In the classic romantic comedy, “Moonstruck,” Ronny (Nicolas Cage) says to Loretta (Cher): 

“Love don’t make things nice. It breaks your heart…We are here to ruin ourselves and break our hearts and love the wrong people and die.” And then, Rose, (Olympia Dukakis) asks Johnny (Danny Aiello) “What makes men chase women?” He says, among others things, “fear of death.” She says, “That’s it!” (Screenwriter, John P Shanley)

In choosing a partner, mate, faithful companion, or lover, it’s no longer just one person going it alone.
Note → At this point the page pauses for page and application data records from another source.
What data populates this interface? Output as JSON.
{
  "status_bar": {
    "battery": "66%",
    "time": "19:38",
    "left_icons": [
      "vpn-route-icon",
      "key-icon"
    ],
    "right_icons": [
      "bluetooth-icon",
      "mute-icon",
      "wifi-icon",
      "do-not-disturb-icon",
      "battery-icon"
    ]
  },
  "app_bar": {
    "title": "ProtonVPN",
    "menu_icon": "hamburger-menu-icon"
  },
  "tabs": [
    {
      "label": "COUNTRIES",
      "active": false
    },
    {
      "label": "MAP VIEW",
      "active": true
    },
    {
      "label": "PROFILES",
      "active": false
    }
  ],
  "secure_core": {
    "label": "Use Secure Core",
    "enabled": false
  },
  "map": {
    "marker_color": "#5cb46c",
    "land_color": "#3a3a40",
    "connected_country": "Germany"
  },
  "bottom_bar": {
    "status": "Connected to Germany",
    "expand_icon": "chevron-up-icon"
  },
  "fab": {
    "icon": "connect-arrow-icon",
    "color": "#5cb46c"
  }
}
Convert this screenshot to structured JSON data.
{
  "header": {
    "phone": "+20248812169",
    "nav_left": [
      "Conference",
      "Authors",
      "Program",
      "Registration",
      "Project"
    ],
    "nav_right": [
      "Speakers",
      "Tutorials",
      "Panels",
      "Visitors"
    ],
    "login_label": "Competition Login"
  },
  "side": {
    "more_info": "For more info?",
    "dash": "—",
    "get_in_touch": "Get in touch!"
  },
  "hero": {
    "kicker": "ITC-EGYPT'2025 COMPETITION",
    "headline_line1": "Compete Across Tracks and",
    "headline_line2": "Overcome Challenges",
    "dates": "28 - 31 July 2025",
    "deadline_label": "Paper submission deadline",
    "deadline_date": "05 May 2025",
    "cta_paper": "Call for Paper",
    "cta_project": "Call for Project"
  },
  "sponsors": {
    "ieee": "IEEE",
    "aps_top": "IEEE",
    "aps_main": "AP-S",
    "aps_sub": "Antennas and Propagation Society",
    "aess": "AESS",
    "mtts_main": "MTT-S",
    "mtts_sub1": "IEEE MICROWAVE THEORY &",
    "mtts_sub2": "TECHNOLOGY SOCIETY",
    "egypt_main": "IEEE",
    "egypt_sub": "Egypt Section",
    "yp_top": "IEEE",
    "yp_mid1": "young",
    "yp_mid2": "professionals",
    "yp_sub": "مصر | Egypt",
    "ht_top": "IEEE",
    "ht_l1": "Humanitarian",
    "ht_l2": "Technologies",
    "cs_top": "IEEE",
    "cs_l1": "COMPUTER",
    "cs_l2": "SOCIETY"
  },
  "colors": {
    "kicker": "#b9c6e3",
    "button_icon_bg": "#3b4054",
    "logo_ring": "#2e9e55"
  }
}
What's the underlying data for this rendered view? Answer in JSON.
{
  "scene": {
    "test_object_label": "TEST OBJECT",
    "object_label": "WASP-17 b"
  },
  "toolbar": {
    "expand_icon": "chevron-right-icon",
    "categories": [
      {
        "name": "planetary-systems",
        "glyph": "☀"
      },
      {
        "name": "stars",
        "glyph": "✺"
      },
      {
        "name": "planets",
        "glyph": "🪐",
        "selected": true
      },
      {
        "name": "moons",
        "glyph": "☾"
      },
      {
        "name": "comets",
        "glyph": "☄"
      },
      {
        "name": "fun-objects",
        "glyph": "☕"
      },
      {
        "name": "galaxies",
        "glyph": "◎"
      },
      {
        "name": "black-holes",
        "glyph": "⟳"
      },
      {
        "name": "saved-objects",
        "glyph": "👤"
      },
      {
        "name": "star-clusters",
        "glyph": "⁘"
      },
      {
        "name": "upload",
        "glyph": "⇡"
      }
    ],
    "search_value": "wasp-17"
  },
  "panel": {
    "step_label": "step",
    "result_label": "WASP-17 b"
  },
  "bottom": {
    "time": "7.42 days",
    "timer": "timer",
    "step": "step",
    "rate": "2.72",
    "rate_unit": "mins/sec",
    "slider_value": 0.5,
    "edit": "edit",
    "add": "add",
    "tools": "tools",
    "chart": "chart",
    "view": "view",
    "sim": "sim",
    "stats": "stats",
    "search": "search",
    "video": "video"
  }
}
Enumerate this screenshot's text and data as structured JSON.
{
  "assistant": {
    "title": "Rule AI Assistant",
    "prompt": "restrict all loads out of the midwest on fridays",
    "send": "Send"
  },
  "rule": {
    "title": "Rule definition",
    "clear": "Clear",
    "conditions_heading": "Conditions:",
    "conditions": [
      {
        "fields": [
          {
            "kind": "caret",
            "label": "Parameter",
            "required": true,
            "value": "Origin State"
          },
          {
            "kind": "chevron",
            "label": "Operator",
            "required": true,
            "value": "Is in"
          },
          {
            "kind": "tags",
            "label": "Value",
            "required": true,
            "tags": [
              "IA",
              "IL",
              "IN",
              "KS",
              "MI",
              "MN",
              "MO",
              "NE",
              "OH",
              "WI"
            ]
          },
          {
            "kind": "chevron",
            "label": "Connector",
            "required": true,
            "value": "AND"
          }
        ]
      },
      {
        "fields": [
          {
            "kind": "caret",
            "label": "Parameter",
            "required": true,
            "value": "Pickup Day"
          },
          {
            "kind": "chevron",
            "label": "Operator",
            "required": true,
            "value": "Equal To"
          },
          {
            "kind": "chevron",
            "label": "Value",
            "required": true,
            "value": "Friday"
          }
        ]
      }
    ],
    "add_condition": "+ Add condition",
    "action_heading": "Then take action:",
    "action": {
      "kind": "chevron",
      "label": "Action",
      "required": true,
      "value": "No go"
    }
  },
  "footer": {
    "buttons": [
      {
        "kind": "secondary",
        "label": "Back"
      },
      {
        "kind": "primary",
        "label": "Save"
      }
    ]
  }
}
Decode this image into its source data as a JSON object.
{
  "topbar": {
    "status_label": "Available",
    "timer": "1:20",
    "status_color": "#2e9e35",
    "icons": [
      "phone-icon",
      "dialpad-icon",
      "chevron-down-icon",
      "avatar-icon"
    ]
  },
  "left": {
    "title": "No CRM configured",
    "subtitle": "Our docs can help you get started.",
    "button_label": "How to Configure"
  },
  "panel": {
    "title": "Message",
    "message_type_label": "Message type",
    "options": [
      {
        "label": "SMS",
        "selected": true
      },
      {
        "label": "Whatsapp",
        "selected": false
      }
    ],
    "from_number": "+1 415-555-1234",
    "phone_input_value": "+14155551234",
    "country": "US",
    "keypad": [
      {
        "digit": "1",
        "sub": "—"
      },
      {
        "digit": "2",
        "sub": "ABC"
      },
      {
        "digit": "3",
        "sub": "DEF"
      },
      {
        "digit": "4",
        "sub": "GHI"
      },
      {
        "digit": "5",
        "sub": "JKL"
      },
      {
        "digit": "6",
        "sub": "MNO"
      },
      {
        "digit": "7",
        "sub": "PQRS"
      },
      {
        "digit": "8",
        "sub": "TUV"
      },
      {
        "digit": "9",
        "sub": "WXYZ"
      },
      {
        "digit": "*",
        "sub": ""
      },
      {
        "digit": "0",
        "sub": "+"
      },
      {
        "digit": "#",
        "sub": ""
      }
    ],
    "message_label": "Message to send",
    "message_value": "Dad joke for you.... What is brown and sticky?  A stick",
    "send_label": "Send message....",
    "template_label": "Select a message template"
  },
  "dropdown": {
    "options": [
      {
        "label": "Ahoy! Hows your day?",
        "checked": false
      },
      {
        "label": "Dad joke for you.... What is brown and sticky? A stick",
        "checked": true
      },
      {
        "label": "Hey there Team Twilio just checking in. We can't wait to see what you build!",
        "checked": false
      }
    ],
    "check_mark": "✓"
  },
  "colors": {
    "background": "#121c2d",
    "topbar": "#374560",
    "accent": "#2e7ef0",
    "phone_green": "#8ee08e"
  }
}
Now that one person must deal with someone else and all their “baggage.” This can be a positive experience of a merger into a state of oneness and togetherness in everything or, on the other hand, it can be a divisive mess in the power struggle to understand each other. What does it take to bring joy and delight to one another? What makes it possible for two people to function in a state of oneness? It takes a well thought out agreement and lots of compromises to share power and find a balance. When you want to love, honor, and protect one another, it can be a romantic, beautiful affair, full of blessings, or an angry disaster. What will it be? Your attitude toward togetherness, and feelings about how you should treat each other is part of the choices you make.

“…what we can do is to choose our own self-concepts, emotions, thought processes and behavior. And the more choices we have in each situation, the more we can influence what is happening.”
Choice Centered Relating and the Tarot, (Gail Fairfield, Samuel Weiser, 2000)

If you watched the TV series “Downton Abbey,” there were 4 weddings and one more that wasn’t, when Edith (played by Laura Carmichael) was jilted at the altar. “I can’t do it” He said, and rushed out of the church where the chauffeurs piled on their hats and drove him away. She chose Sir Anthony Strallan (played by Robert Bathurst) hoping to marry him, but he chose to run away. When Matthew chose to marry Lady Mary (Michele Dockery) she (who was always in control) asked Matthew (Dan Stevens) to get down on his “knees and everything” to make a proper proposal of marriage, but she didn’t hesitate and chose to say “yes!” And then, for Mrs. Hughes, (Phyllis Logan) her choice was to say to Carson (Jim Carter) “of course I’ll marry you; you old booby.”  (The story of romantic love, and love lost for TV was by author Julian Fellowes.) Most people love a good mushy love story.

What about the long list of love affairs in literature of the past? Anthony and Cleopatra, Romeo and Juliet, Solomon and Sheba, and the Hollywood affairs of its famous stars: Elizabeth Taylor and Richard Burton; Katherine Hepburn and Spencer Tracy? In contemporary times, we are bombarded by the media with stories about what is happening with Brad Pitt and Angelina Jolie; Jay-Z and Beyonce; George Clooney and Amal, and the choices they made.

When The Lovers card comes up in a reading it’s time to think seriously about what loving another person means to you. What are your expectations? What are your responsibilities? What do you care most about? Are you willing to share everything? Are you dependable, generous, and most of all, fun? For the future, ask yourself what you think will be, or has been, the outcome of giving your “heart” to someone?